hp 12c platinum
what about calculationsnew to the 12cp is the ability to operate by algebraic entry (alg) as well as in rpn. the alg/rpn option is common to hp financial models and was also available on the hp17bii. the hp10b however was alg only whilst the original 12c was rpn only. the ability to choose is clearly the best of both worlds. the only noteworthy point of alg entry is that there is no operator precedence. so, for example, 2+3*5= calculates as (2+3)*5 = 25. feature coveragethe 12cp covers the following general features: percentages, calendar date arithmetic, simple interest, compound interest, nominal and effective rate conversion, time value of money (tvm) with amortization and optional oddperiods. discounted cash flow analysis (npv and irr), bond price and yield (30/360 as well as actual), depreciation, 2d stats with linear regression, logs and usual calculator operations. the unit is also programmable with 308 lines (steps) by default, which can be increased or decreased by partitioning memories. note: early versions of the 12cp have a bug preventing more than 253 steps being used properly. for more information about the feature set, the 12cp manual can be downloaded from hp in pdf format. lets try a tvm examplerun of the mill tvm calculations should be just fine. lets try some slightly more tricky cases and see what we get.

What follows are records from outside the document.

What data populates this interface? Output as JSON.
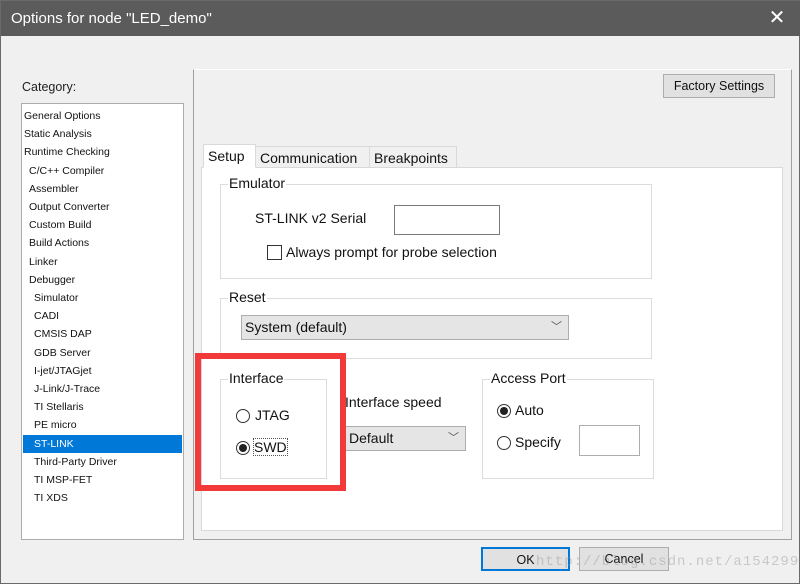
{
  "window": {
    "title": "Options for node \"LED_demo\"",
    "close": "✕"
  },
  "category": {
    "label": "Category:",
    "items": [
      "General Options",
      "Static Analysis",
      "Runtime Checking",
      "C/C++ Compiler",
      "Assembler",
      "Output Converter",
      "Custom Build",
      "Build Actions",
      "Linker",
      "Debugger",
      "Simulator",
      "CADI",
      "CMSIS DAP",
      "GDB Server",
      "I-jet/JTAGjet",
      "J-Link/J-Trace",
      "TI Stellaris",
      "PE micro",
      "ST-LINK",
      "Third-Party Driver",
      "TI MSP-FET",
      "TI XDS"
    ],
    "indent": [
      0,
      0,
      0,
      1,
      1,
      1,
      1,
      1,
      1,
      1,
      2,
      2,
      2,
      2,
      2,
      2,
      2,
      2,
      2,
      2,
      2,
      2
    ],
    "selected": "ST-LINK"
  },
  "factory_settings": "Factory Settings",
  "tabs": [
    "Setup",
    "Communication",
    "Breakpoints"
  ],
  "emulator": {
    "label": "Emulator",
    "serial_label": "ST-LINK v2  Serial",
    "serial_value": "",
    "prompt_label": "Always prompt for probe selection",
    "prompt_checked": false
  },
  "reset": {
    "label": "Reset",
    "value": "System (default)"
  },
  "interface": {
    "label": "Interface",
    "options": [
      "JTAG",
      "SWD"
    ],
    "selected": "SWD"
  },
  "interface_speed": {
    "label": "Interface speed",
    "value": "Default"
  },
  "access_port": {
    "label": "Access Port",
    "auto": "Auto",
    "specify": "Specify",
    "selected": "Auto",
    "specify_value": ""
  },
  "buttons": {
    "ok": "OK",
    "cancel": "Cancel"
  },
  "watermark": "http://blog.csdn.net/a154299",
  "colors": {
    "selection": "#0078d7",
    "highlight": "#f23a3a"
  }
}
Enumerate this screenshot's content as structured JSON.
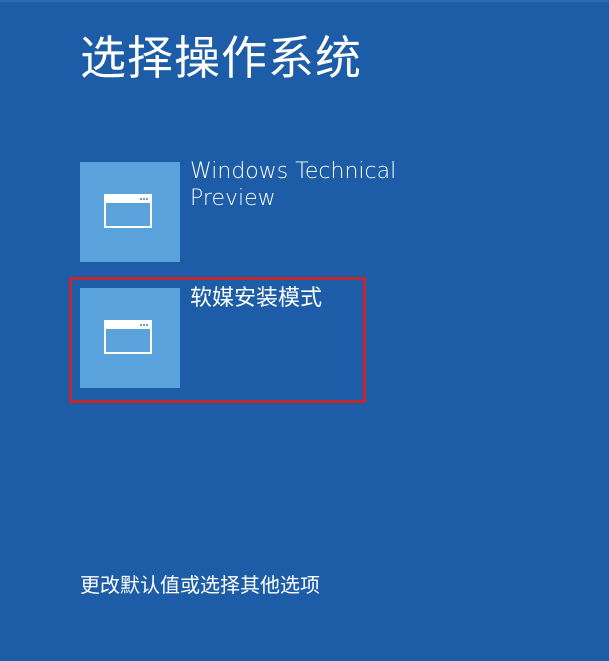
{
  "screen": {
    "title": "选择操作系统",
    "background_color": "#1d5ca6"
  },
  "os_list": [
    {
      "name": "Windows Technical Preview",
      "name_lines": [
        "Windows Technical",
        "Preview"
      ],
      "icon": "window-icon",
      "tile_color": "#5aa2dc",
      "selected": false
    },
    {
      "name": "软媒安装模式",
      "icon": "window-icon",
      "tile_color": "#5aa2dc",
      "selected": true,
      "highlight_color": "#c1272d"
    }
  ],
  "footer": {
    "change_defaults_link": "更改默认值或选择其他选项"
  }
}
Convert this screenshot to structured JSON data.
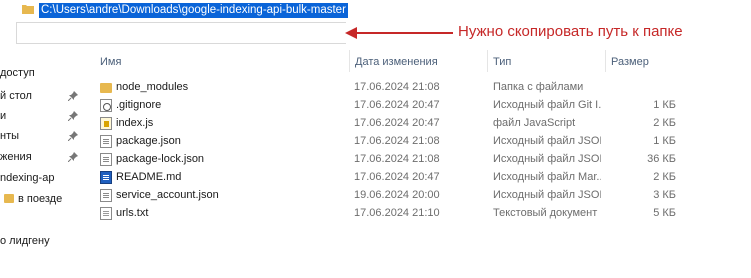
{
  "address_bar": {
    "path": "C:\\Users\\andre\\Downloads\\google-indexing-api-bulk-master"
  },
  "annotation": {
    "text": "Нужно скопировать путь к папке",
    "color": "#c62828"
  },
  "columns": {
    "name": "Имя",
    "date": "Дата изменения",
    "type": "Тип",
    "size": "Размер"
  },
  "nav": {
    "items": [
      {
        "label": "доступ",
        "pinned": false
      },
      {
        "label": "й стол",
        "pinned": true
      },
      {
        "label": "и",
        "pinned": true
      },
      {
        "label": "нты",
        "pinned": true
      },
      {
        "label": "жения",
        "pinned": true
      },
      {
        "label": "ndexing-ap",
        "pinned": false,
        "icon": "folder-icon"
      },
      {
        "label": "в поезде",
        "pinned": false
      },
      {
        "label": "о лидгену",
        "pinned": false
      }
    ]
  },
  "files": [
    {
      "name": "node_modules",
      "date": "17.06.2024 21:08",
      "type": "Папка с файлами",
      "size": "",
      "icon": "folder-icon"
    },
    {
      "name": ".gitignore",
      "date": "17.06.2024 20:47",
      "type": "Исходный файл Git I...",
      "size": "1 КБ",
      "icon": "settings-file-icon"
    },
    {
      "name": "index.js",
      "date": "17.06.2024 20:47",
      "type": "файл JavaScript",
      "size": "2 КБ",
      "icon": "js-file-icon"
    },
    {
      "name": "package.json",
      "date": "17.06.2024 21:08",
      "type": "Исходный файл JSON",
      "size": "1 КБ",
      "icon": "json-file-icon"
    },
    {
      "name": "package-lock.json",
      "date": "17.06.2024 21:08",
      "type": "Исходный файл JSON",
      "size": "36 КБ",
      "icon": "json-file-icon"
    },
    {
      "name": "README.md",
      "date": "17.06.2024 20:47",
      "type": "Исходный файл Mar...",
      "size": "2 КБ",
      "icon": "markdown-file-icon"
    },
    {
      "name": "service_account.json",
      "date": "19.06.2024 20:00",
      "type": "Исходный файл JSON",
      "size": "3 КБ",
      "icon": "json-file-icon"
    },
    {
      "name": "urls.txt",
      "date": "17.06.2024 21:10",
      "type": "Текстовый документ",
      "size": "5 КБ",
      "icon": "text-file-icon"
    }
  ]
}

for this, we have, PV=0, PMT= 0.01, n = 365*24*60*60 and i = 10%/n. enter these as
which is agrees with the 12c and is the correct answer (unlike the 10b). however, the opposite problem of determining i (the interest rate) from the other variables gives the 12cp a hard time. after performing the above calculation. enter, 0 i, to clear i, then press i again. this will attempt to solve for i (which we know) from the other variables and the newly computed value of FV. unfortunately, the machine goes off "running" for 4 and 1/2 minutes (which is far too long). it appears in trouble converging to a solution, but has no internal mechanism to improve this. the original 12c, however, copes with this case easily and readily returns the correct answer. at least the eventual result from the 12cp is the correct one. lets try another
for the 12c,
it goes as follows; whilst the 12cp gives 3.125001600e6% which is more accurate than the 12c. well done. unrealistic exampleas a final tvm test for solving i, consider the unrealistic example of n=360, PMT= 10, PV = 100 and FV= 0 to solve for i. this is unrealistic because as you can see, a rate of i = 10% would never reach fv=0 and a value somewhat less than 10% would reach fv=0 in much less time than n=360. so we know that the value for i here is very close to 10% but not quite. the actual answer is, i = 9.9999999999999874503000321496% which can only be shown in 10 digits as 10% exactly which can be seen to be the wrong answer. so what is a calculator to do? the 12c gives 10% as the solution, which is correct insofar as it can display. this is interesting because it wont have converged to this result iteratively, but instead bailed out as best it can. the 12cp, on the other hand, tries to iterate and fails to return a result. the purpose of this example is to show that there some borderline cases that cause the 12cp to fail to reach an answer. it would have been better, in these cases, to either detect and bail out (like the 12c) or return an error condition rather than continue running indefinitely.